I was doing the Sydney Harbour Bridge Climb today to acknowledge the 20 year anniversary of my beautiful daughter Bree passing away, but Sydney had a terrible forecast for the weekend. I had it all drafted in my head because I was thinking positive, I’d had my conversation with Bree asking her to hold off the rain and the weather was going to be okay.
Not to be.
I woke up to rain and it continued the entire climb. I’m not talking just a constant rain, I am talking torrential rain, coming in sideways where you can wring out your socks afterwards to leave big puddles on the floor.
The reality is, grief and life in general can be a bit like that too. Sometimes, no matter how much you want everything to work out or you think you should be feeling better, it doesn’t and you aren’t okay and you fall into a bit of a heap.
So much of today’s society is centered around positive thinking and achieving happiness, that we can be left feeling worse, like we are failing if we don’t feel positive and happy ALL THE TIME.
The simple fact is, it is okay to have times to not be okay. You are allowed the feeling of not being okay. Acknowledge it. Strange as it may sound, by acknowledging it, it becomes real. By being real, rather than trying to deny it, you can address it and find a way to work through it whether it is through things like doing self-care or seeking professional help.
Today, I am not okay, nor have I been most of this week as is common for grieving people facing an anniversary. The lead up is often worse than the actual day. I have also learnt from experience, that I will likely be flat for most of the coming week.
The important thing to remember is that the light can return. Sometimes it takes a bit longer than you’d like for the sunshine to peek through, sometimes it simply takes a quick flight back to Melbourne! (As an ex-Sydneysider, I never thought I would be saying those words!)

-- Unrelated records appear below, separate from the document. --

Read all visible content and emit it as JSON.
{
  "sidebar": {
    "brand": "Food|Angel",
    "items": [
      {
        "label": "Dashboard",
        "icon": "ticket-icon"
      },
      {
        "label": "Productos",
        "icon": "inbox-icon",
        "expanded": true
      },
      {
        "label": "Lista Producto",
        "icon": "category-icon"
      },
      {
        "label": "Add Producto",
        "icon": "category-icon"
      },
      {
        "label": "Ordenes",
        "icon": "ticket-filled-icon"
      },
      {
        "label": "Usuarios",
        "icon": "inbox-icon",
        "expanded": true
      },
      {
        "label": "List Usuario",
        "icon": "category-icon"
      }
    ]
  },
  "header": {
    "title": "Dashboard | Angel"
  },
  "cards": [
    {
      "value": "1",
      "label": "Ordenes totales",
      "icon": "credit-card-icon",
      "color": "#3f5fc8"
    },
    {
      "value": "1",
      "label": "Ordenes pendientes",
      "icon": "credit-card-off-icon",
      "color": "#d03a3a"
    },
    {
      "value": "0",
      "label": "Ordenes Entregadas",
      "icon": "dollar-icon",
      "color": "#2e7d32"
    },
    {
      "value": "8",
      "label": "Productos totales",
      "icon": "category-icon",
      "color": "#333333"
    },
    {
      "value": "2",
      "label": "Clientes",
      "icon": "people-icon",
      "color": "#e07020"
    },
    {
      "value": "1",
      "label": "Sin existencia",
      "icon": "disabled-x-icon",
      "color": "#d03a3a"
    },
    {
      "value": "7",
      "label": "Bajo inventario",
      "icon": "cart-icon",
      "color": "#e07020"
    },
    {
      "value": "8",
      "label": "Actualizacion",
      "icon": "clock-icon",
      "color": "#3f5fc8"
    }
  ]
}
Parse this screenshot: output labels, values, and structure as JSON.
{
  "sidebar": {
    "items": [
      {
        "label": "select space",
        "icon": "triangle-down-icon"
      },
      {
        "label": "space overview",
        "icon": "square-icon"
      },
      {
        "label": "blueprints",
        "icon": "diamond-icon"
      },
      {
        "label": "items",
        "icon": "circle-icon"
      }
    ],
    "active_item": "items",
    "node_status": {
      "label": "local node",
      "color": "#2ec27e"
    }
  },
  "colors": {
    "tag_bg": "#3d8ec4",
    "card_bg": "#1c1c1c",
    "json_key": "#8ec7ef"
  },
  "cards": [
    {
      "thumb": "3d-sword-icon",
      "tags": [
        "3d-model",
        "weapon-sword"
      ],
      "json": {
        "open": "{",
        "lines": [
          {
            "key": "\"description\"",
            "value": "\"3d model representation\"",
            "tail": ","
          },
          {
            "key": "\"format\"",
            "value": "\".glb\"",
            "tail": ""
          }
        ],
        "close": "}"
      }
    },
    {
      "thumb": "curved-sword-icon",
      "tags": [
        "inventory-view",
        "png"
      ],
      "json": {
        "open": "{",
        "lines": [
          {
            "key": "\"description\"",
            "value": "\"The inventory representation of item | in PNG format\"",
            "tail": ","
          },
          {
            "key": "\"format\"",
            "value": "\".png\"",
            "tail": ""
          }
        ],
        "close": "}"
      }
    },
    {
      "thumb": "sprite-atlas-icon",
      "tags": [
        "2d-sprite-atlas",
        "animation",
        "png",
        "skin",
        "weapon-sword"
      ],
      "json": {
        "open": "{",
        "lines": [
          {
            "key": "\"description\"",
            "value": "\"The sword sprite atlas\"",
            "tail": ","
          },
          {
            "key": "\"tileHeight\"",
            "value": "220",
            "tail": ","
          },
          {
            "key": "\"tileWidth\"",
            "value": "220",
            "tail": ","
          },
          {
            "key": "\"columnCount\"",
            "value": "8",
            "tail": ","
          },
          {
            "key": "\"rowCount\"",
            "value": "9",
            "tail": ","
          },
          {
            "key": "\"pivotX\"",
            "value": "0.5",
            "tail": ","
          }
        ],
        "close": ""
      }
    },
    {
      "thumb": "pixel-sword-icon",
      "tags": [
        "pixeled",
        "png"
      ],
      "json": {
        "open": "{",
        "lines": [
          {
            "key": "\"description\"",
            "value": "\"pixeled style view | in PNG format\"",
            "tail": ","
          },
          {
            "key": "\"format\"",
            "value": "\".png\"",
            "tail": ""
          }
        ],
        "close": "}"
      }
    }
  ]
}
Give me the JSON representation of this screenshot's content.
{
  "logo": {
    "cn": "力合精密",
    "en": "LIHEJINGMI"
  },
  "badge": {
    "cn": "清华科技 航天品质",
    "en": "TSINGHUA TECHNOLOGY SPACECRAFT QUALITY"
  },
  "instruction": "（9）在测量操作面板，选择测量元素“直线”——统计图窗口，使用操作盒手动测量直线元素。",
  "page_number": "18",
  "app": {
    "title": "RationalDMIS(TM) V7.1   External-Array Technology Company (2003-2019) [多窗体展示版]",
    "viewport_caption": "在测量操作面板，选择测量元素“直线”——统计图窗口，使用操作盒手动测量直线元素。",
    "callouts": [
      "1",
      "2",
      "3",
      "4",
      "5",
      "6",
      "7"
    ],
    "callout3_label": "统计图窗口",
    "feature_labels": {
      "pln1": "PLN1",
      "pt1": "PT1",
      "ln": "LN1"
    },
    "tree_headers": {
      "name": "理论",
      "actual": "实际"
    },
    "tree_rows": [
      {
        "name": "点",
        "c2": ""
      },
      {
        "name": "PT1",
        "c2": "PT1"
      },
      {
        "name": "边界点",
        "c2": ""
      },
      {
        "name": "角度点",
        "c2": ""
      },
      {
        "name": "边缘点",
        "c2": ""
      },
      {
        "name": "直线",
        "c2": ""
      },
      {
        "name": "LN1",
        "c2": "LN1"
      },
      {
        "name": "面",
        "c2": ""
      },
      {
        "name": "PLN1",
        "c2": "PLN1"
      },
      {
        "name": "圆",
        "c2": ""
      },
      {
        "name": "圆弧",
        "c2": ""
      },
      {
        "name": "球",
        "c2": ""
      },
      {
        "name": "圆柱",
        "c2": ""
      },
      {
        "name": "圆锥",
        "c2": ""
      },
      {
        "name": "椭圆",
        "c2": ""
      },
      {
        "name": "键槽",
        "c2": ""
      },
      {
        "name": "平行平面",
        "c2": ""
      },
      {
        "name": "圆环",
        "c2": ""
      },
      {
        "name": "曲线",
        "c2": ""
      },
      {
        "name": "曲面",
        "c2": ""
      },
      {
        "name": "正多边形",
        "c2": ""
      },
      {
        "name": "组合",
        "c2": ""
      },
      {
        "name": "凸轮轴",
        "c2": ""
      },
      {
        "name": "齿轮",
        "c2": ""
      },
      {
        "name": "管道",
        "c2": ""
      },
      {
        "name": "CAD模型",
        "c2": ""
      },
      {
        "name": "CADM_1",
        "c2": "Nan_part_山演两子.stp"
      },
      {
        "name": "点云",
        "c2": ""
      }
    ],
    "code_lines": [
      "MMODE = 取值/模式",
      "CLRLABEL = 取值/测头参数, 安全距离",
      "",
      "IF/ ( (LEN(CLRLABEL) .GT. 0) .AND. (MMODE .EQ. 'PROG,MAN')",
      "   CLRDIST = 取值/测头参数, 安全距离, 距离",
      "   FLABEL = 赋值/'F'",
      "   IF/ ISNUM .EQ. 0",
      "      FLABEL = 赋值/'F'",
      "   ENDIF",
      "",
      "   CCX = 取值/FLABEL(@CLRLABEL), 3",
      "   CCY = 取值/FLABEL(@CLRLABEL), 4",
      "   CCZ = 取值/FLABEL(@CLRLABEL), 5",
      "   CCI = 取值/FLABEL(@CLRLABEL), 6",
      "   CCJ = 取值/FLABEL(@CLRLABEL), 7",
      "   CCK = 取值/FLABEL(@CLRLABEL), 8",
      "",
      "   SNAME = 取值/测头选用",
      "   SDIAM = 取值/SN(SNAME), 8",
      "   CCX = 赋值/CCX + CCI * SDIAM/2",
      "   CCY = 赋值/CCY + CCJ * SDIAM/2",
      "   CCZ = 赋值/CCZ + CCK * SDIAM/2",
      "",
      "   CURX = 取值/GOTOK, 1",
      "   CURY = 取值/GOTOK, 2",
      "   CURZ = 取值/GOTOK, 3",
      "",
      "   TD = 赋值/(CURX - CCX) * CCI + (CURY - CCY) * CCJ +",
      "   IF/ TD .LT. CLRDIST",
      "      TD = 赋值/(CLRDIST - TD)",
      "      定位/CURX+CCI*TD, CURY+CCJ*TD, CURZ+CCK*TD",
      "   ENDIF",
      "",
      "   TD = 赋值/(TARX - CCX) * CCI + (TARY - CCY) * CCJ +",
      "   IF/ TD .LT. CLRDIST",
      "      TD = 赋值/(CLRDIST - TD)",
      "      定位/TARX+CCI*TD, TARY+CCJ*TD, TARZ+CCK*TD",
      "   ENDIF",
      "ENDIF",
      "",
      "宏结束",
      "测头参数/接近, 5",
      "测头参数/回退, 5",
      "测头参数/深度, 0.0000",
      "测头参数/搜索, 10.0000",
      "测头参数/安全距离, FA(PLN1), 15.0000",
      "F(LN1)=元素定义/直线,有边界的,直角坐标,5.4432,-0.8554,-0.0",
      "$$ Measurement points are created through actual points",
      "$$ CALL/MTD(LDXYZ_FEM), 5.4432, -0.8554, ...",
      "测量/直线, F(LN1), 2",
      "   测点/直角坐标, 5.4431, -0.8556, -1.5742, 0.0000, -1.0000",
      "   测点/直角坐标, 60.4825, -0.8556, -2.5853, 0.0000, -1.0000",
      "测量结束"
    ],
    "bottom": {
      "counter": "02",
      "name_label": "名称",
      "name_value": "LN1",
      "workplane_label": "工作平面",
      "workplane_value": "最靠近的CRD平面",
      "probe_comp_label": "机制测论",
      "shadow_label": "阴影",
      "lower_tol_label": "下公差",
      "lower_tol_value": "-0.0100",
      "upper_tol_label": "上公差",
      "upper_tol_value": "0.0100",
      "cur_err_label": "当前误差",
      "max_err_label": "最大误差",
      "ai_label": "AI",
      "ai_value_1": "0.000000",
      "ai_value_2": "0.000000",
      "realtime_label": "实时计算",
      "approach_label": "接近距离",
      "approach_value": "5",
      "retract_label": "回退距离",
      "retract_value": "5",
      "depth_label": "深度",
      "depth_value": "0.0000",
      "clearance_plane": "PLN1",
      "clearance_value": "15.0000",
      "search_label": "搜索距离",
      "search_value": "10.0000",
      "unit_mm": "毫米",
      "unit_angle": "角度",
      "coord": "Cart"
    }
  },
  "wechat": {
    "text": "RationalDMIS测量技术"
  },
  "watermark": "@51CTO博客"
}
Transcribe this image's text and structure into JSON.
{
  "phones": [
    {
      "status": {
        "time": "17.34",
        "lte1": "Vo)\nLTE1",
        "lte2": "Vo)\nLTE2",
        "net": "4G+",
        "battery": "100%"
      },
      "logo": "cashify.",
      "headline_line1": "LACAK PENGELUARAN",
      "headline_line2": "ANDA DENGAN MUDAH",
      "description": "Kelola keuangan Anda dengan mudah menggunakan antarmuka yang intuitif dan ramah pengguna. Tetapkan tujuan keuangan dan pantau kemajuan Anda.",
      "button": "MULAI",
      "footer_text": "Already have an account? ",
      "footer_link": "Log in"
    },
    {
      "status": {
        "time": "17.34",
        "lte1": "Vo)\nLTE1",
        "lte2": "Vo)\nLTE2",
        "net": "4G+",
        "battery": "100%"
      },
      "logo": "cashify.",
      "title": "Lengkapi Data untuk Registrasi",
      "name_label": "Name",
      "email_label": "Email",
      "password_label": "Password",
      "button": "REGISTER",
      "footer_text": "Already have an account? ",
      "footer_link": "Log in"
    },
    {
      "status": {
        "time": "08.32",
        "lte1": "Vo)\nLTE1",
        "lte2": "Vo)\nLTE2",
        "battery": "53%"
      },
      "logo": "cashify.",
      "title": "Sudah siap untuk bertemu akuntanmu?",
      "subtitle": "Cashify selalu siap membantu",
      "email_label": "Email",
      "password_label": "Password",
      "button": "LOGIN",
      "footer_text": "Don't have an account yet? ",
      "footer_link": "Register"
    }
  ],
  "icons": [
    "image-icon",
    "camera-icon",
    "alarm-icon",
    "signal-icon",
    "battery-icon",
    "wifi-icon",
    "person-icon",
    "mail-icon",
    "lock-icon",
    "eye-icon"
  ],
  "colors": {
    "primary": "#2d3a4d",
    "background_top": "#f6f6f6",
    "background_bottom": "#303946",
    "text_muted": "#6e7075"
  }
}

I had two little bits of light today. One was being on top of the Sydney Harbour Bridge, thinking about Bree and allowing the tears to fall. Because of the rain, no one noticed a thing and I didn’t feel uncomfortable about letting them flow. To understand this, grieving people often put a mask on, hiding their true grief because other people are uncomfortable around it. It felt good to not have to put that mask on.
The second was thinking about Bree looking down on me and laughing her head off. She was stubborn, cheeky and usually chose to ignore me when I asked her something and today was no different.
I also know as much as she was having her fun, she was looking out for me. Just before we were collected to start the safety briefing, I began to feel agitated, feeling overwhelmed with the emotion of the day and trying to control the tears. Suddenly, a song came over the speaker, which has been a bit of a power booster for me over the last few years – Rachel Platten’s ‘Fight Song.’ At a time when I needed some support, it came and my agitation disappeared.
To my beautiful girl, my heart aches to have lived 20 years without seeing you. Bag of Hearts is my dedication to you, to share the joy you brought to my life with others so that you live on.